Le S Caché dans téléphone la cabine

Le S Caché se présente à l'enregistrement avec la fascination de français avec Tarzan... There is a case to be made that Tarzan is the greatest pop culture figure of the 20th century. Created in 1912 for a pulp magazine by an unassuming author Edgar Rice Burroughs, Tarzan's only real rivals for this are James Bond, Superman and possibly Batman. Tarzan the literary figure is of course but one aspect of the ape-man's cultural existence. The cinematic Tarzan is almost as old as cinema itself first appearing in the silent 1918 film Tarzan of the Apes with a miscast barrel-chested Lincoln Elmo as the lead. Recently (with considerable Gallic aplomb), the Musee du Quai Branly in Paris had a show that dissects the history, culture, influences and overall significance of the aristocratic savage whose appeal still captivates. The show has reportedly been a smash and if there is a revival of interest in Tarzan this show will no doubt be much of the reason for this. The exhibit takes into consideration all aspects of Tarzan's existence (as a warrior, aristocrat, ecologist, etc.) and the great comic work of Hal Foster and Burne Hogarth are among the striking artifacts in this exhibit.

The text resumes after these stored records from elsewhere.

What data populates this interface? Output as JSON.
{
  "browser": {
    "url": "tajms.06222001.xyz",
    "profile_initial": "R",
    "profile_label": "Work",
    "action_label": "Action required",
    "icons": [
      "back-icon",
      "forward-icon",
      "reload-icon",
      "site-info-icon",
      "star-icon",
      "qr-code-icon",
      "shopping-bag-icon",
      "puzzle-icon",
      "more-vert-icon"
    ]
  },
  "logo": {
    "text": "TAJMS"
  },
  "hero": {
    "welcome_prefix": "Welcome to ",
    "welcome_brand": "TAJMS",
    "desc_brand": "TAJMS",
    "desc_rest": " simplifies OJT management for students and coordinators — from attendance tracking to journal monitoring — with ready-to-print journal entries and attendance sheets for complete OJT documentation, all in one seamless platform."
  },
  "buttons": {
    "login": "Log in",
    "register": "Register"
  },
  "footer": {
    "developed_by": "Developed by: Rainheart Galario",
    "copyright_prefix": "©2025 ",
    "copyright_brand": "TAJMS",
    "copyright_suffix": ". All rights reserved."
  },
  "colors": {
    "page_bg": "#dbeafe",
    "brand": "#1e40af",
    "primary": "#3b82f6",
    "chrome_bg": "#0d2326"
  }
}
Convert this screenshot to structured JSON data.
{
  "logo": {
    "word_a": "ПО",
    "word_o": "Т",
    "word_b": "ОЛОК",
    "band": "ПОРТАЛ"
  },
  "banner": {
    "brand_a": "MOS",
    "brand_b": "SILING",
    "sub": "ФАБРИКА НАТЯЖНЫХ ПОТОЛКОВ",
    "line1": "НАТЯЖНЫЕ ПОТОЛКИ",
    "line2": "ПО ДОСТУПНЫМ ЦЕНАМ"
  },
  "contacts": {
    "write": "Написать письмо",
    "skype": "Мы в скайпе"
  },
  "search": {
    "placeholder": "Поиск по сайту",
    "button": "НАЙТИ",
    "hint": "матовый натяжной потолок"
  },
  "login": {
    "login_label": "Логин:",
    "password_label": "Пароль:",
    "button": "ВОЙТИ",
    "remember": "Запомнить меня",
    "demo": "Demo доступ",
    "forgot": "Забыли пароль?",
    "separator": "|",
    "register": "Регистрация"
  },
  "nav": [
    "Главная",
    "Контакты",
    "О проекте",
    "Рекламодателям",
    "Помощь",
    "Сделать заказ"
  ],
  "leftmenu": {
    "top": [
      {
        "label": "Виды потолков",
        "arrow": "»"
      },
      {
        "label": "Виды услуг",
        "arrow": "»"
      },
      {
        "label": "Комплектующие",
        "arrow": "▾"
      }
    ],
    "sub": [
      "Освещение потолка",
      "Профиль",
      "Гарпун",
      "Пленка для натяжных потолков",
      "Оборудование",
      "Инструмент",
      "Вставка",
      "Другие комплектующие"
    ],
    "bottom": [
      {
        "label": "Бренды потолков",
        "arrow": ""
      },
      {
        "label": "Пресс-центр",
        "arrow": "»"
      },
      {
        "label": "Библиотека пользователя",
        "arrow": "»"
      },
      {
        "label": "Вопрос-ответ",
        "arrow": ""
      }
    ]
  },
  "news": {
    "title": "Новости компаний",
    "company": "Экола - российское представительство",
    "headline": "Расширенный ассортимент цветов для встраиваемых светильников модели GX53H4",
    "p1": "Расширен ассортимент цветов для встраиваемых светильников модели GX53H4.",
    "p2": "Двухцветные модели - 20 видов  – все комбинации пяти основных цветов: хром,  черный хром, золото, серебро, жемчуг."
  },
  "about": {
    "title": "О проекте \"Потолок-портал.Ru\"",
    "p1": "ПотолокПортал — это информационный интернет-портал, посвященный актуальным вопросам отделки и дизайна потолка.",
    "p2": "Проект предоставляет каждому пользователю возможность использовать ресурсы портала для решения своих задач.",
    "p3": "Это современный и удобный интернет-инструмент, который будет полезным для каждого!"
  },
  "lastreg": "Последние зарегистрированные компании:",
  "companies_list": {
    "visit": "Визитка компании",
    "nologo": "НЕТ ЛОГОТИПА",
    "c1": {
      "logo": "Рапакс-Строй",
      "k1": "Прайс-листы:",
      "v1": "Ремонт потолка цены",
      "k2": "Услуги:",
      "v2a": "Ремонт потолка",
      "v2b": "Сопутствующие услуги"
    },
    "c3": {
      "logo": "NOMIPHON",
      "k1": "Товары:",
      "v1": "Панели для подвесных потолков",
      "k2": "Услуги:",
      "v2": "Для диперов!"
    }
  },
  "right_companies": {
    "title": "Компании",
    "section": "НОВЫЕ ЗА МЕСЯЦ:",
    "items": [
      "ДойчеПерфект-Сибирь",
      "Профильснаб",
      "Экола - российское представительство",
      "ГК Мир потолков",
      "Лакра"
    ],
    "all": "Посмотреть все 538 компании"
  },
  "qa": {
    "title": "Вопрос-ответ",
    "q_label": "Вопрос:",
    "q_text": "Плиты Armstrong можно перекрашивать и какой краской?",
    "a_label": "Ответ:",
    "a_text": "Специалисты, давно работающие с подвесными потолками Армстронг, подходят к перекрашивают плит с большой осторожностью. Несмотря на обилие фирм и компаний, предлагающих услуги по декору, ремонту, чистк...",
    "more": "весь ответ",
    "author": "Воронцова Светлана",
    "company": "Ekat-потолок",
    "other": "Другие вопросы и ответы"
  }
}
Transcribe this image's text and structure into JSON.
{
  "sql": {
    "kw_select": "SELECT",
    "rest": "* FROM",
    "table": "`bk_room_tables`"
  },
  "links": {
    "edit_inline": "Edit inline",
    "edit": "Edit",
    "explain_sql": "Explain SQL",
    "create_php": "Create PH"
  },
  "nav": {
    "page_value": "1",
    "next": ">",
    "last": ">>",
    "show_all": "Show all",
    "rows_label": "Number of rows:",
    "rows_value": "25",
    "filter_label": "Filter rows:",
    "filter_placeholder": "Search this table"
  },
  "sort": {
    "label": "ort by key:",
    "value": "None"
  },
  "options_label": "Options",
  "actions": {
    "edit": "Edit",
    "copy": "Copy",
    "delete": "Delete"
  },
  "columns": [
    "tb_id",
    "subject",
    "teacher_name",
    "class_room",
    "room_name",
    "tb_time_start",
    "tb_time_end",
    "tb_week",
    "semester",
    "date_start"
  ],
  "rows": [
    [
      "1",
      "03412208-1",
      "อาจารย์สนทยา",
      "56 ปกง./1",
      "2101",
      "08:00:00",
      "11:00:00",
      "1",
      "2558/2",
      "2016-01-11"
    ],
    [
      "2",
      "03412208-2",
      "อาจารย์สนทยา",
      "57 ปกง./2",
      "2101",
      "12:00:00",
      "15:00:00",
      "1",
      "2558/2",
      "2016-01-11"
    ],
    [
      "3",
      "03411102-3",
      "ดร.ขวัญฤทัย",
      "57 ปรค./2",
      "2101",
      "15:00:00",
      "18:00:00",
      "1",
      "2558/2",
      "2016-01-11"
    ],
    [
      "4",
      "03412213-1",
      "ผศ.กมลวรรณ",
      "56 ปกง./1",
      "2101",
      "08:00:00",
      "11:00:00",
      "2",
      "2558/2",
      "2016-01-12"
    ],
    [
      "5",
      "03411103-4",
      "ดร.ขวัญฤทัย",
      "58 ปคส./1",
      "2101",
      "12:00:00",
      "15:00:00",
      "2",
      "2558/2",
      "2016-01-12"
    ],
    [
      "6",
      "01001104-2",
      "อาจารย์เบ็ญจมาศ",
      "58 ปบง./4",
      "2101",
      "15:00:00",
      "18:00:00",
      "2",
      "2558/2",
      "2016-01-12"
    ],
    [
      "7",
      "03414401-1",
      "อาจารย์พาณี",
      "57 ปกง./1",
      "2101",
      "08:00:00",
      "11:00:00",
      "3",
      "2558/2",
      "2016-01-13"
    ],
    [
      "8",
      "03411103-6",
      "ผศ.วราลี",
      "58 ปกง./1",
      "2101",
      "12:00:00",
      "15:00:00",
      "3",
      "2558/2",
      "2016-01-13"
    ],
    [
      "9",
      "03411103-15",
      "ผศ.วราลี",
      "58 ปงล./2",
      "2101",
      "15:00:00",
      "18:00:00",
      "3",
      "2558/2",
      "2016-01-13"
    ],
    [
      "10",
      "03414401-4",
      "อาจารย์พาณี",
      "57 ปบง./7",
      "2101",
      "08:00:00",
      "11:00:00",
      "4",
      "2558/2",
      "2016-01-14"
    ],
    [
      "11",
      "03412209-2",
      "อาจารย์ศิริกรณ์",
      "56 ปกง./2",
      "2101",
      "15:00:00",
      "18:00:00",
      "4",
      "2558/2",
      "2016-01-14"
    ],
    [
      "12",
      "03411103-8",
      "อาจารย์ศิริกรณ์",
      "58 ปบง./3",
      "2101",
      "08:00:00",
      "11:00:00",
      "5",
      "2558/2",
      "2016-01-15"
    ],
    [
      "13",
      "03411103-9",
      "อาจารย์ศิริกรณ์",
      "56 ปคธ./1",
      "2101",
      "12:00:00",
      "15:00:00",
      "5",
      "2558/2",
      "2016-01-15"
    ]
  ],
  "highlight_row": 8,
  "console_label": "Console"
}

The Hidden S (Mark Rhodes) was lucky enough to get the chance to interview the exhibit curator Roger Boulay about the show, Tarzan and the French influence on the Ape Man. (Many Thanks to Laurent Jourdren who was nice enough to translate Mr. Boulay's answers) Omnicomic: Tarzan is a great comic figure, but is there anything that separates him from the other great comic figures? Roger Boulay: Tarzan is totally different and that is why he is original and still very popular. In the exhibition, I depict the symbolic confrontation between the naked hero and superheroes/robots (i.e. Batman, Robocop, Metropolis). Tarzan is a true hero who doesn't get his power from another galaxy. Omnicomic: Was there anything that surprised you in the creation of this exhibit? Boulay: The immensity of the subject! Also, to discover the many complex ramifications the myth of Tarzan has in western culture. Films, books, posters, figurines, accessories, sculptures, costumes, paintings, ethnographic objects, outfits, toys, dolls and comic books provide an image of the hero's world, which is both a composite and abundant at the same time. The most exciting thing was to coordinate these different types of documents with exterior documents not of Tarzan origin, which helped build the myth. All things which contributed to inspire the author, the aspirations of the epoch time like King Kong or the myth of the great ape. Omnicomic: Tarzan attracted some of the great comic art virtuosos like Burne Hogarth and Hal Foster. Did this help elevate Tarzan from other superheroes who may not have been lucky enough to have great artists depict their stories? Boulay: The notion that comics are art is a notion that grew out of France and Belgium in the 60s. A lot of French and Belgium museum and private collections contain US comics' Francis Laccassin, interpreter of Tarzan stories who invented the term "9e Art" (Ninth Art).(Author's note: Laccassin was a great French cultural critic who helped make the case for comics as art). [Burne] Hogarth definitely created a memorable Tarzan, but many other artists were inspired by the character as well like Gotlib (Marcel), Reiser, Zembla and other artists who parodied the character. Omnicomic: The literary Tarzan's first words were in French (Mais oui-translation: Oh Yes) and the recent Christopher Lambert performance saw a french actor portray the Burroughs' creation. Do you think there is something particularly French about the character in his outlook or attitude? Boulay: I don't think he is French in his realization. But he speaks French and his first "civilized" trip was to Paris: he saved a french lieutenant. That is the story. Maybe the performance of [Christopher] Lambert is more subtle than some of the other less faithful cinematic versions of the character. In France, the image of Tarzan was popular before the translation of the books. Comic books and cinema permitted France to discover him before the books. This kind of help makes this show a success. The French and Tarzan are a great story together! Special thanks to the musee du quai Branly in Paris (merci!) for the images. The exhibit runs until September 27. http://www.quaibranly.fr/fr/programmation/expositions/a-l-affiche/tarzan/index.html